The simple regression line is almost the same as the SSA with the MRC, and is an example where choice of boundary conditions affects the conclusions of your paper. As a point of interest, what was the result of the other choice of boundary condition in matlab that you mention? Did it shift the end of the trend line above or below the one you used?

the temperature values of 2002-2006 are all without exception in the upper half of the IPCC range, no matter whether you use the Hadley or the NASA data.

You suggest that 5 points above the line is significant. However, you do not know unless you test it, and in series with high serial correlation, such runs are probably not unusual. That’s a kind of non-parametric runs test and I forget what it is called.

Stepping back from this analysis, the whole point of statistical testing is to ensure your conclusions are not overturned by subsequent data. The final figure in the post above shows a smooth spline of monthly temperatures from Hadley and GISS. If an orthodox statistical test had been performed in 2006 in Rahmstorf et al. 2007 it would have given a different conclusion, borne out by the subsequent data, i.e. random fluctuations about a long term trend.

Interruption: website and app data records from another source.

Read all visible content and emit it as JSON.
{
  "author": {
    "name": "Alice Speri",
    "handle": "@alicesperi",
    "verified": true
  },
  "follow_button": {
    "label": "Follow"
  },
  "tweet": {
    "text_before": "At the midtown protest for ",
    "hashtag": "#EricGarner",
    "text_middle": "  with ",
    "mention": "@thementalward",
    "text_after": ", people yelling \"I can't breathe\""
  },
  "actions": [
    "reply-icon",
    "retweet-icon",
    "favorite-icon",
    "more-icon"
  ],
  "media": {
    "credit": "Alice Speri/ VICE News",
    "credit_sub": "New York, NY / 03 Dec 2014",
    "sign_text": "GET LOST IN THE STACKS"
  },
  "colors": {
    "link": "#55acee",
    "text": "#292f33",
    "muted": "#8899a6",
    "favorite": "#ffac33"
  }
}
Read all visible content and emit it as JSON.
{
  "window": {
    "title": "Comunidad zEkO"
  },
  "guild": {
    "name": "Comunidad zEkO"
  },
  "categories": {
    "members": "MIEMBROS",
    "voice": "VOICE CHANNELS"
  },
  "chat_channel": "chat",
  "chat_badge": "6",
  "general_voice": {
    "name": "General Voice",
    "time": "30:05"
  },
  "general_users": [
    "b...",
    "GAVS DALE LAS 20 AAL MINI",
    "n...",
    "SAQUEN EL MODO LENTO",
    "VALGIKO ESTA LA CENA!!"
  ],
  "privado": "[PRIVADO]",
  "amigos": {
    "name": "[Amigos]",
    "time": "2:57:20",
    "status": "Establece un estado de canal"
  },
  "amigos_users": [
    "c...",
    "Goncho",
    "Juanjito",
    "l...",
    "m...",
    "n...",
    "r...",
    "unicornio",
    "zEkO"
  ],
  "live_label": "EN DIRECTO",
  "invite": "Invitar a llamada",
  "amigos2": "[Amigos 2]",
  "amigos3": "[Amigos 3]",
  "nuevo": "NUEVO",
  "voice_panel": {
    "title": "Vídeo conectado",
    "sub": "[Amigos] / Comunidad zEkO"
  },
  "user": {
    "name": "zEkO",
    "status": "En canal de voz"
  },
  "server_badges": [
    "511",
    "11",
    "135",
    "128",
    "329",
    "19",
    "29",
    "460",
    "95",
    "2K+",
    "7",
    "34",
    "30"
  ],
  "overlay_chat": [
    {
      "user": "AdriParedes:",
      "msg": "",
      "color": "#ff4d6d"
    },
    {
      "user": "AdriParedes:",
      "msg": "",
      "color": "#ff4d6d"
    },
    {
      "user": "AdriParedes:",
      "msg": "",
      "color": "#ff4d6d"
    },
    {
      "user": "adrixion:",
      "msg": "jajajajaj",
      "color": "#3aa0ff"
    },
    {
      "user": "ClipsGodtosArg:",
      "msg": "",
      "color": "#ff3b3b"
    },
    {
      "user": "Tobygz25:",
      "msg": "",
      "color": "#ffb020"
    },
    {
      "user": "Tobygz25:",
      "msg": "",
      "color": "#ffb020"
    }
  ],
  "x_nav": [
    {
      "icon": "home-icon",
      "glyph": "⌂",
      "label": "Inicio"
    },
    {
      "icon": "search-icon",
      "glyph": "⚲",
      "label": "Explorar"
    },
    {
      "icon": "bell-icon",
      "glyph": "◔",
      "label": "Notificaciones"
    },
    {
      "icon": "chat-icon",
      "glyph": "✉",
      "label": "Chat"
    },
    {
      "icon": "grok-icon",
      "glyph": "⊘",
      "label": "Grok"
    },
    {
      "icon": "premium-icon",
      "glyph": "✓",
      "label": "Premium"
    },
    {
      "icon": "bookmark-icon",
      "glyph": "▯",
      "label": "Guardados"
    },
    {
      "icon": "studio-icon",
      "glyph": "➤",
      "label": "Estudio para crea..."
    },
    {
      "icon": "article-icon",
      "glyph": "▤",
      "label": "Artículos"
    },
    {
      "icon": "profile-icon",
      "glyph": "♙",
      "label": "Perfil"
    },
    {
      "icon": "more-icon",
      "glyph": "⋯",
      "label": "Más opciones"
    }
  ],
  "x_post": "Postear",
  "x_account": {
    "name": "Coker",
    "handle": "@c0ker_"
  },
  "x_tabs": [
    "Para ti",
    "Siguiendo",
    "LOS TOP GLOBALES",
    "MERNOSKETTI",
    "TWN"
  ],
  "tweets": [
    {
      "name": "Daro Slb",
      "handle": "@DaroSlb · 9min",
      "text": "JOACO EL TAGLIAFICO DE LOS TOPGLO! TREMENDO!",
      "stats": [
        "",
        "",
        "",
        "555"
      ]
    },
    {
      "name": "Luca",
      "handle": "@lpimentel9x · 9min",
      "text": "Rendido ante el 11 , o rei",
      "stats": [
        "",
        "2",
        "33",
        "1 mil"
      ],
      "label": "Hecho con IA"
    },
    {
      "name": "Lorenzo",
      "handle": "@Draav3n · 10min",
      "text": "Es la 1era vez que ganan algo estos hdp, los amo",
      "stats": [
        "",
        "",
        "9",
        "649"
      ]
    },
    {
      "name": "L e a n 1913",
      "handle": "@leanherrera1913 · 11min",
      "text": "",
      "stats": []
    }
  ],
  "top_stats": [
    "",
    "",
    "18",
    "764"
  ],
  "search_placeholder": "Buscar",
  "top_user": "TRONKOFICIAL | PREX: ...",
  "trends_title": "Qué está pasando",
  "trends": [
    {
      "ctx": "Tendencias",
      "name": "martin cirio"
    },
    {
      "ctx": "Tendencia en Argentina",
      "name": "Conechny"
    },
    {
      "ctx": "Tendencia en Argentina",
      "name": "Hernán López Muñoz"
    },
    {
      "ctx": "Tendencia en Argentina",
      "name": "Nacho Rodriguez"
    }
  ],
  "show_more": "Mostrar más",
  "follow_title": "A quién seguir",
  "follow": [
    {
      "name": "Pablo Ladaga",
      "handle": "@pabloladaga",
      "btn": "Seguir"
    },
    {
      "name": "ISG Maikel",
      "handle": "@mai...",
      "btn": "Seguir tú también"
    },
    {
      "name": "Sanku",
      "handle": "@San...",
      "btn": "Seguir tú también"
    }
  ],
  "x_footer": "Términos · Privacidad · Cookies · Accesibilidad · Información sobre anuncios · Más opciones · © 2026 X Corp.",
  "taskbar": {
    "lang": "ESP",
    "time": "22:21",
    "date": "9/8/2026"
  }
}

[Response: If you really think you’d come to a different conclusion with a different analysis method, I suggest you submit it to a journal, like we did. I am unconvinced, though. -stefan]